• [WHAT NEEDS TO BE DONE]:
Return each line of the listing exactly as written.

::::::

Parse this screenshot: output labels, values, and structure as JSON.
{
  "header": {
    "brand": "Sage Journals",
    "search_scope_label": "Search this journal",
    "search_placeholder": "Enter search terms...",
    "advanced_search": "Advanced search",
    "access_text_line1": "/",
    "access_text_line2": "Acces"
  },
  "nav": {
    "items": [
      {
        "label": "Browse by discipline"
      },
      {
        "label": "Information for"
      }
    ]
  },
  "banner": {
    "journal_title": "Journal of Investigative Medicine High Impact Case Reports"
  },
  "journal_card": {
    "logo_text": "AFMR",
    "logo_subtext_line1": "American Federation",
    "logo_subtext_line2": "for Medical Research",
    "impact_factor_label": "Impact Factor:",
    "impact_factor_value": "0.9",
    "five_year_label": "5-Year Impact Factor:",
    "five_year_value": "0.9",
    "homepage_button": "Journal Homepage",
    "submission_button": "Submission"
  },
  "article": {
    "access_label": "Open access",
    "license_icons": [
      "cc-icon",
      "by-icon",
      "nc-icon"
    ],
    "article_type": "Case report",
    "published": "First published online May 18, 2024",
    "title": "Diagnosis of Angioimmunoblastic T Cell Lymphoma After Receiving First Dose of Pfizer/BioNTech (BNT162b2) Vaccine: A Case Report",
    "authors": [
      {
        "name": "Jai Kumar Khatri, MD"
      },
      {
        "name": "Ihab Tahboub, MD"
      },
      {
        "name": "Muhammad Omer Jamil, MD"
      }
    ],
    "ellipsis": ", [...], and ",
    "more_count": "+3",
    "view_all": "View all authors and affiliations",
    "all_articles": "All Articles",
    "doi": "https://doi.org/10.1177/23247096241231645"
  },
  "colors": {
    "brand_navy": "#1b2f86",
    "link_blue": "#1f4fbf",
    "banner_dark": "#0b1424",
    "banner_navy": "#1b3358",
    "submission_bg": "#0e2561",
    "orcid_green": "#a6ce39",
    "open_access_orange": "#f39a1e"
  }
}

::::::

• [ANSWER FOR THE TASK]:
Parse this screenshot: output labels, values, and structure as JSON.
{
  "header": {
    "brand": "Sage Journals",
    "search_scope_label": "Search this journal",
    "search_placeholder": "Enter search terms...",
    "advanced_search": "Advanced search",
    "access_text_line1": "/",
    "access_text_line2": "Acces"
  },
  "nav": {
    "items": [
      {
        "label": "Browse by discipline"
      },
      {
        "label": "Information for"
      }
    ]
  },
  "banner": {
    "journal_title": "Journal of Investigative Medicine High Impact Case Reports"
  },
  "journal_card": {
    "logo_text": "AFMR",
    "logo_subtext_line1": "American Federation",
    "logo_subtext_line2": "for Medical Research",
    "impact_factor_label": "Impact Factor:",
    "impact_factor_value": "0.9",
    "five_year_label": "5-Year Impact Factor:",
    "five_year_value": "0.9",
    "homepage_button": "Journal Homepage",
    "submission_button": "Submission"
  },
  "article": {
    "access_label": "Open access",
    "license_icons": [
      "cc-icon",
      "by-icon",
      "nc-icon"
    ],
    "article_type": "Case report",
    "published": "First published online May 18, 2024",
    "title": "Diagnosis of Angioimmunoblastic T Cell Lymphoma After Receiving First Dose of Pfizer/BioNTech (BNT162b2) Vaccine: A Case Report",
    "authors": [
      {
        "name": "Jai Kumar Khatri, MD"
      },
      {
        "name": "Ihab Tahboub, MD"
      },
      {
        "name": "Muhammad Omer Jamil, MD"
      }
    ],
    "ellipsis": ", [...], and ",
    "more_count": "+3",
    "view_all": "View all authors and affiliations",
    "all_articles": "All Articles",
    "doi": "https://doi.org/10.1177/23247096241231645"
  },
  "colors": {
    "brand_navy": "#1b2f86",
    "link_blue": "#1f4fbf",
    "banner_dark": "#0b1424",
    "banner_navy": "#1b3358",
    "submission_bg": "#0e2561",
    "orcid_green": "#a6ce39",
    "open_access_orange": "#f39a1e"
  }
}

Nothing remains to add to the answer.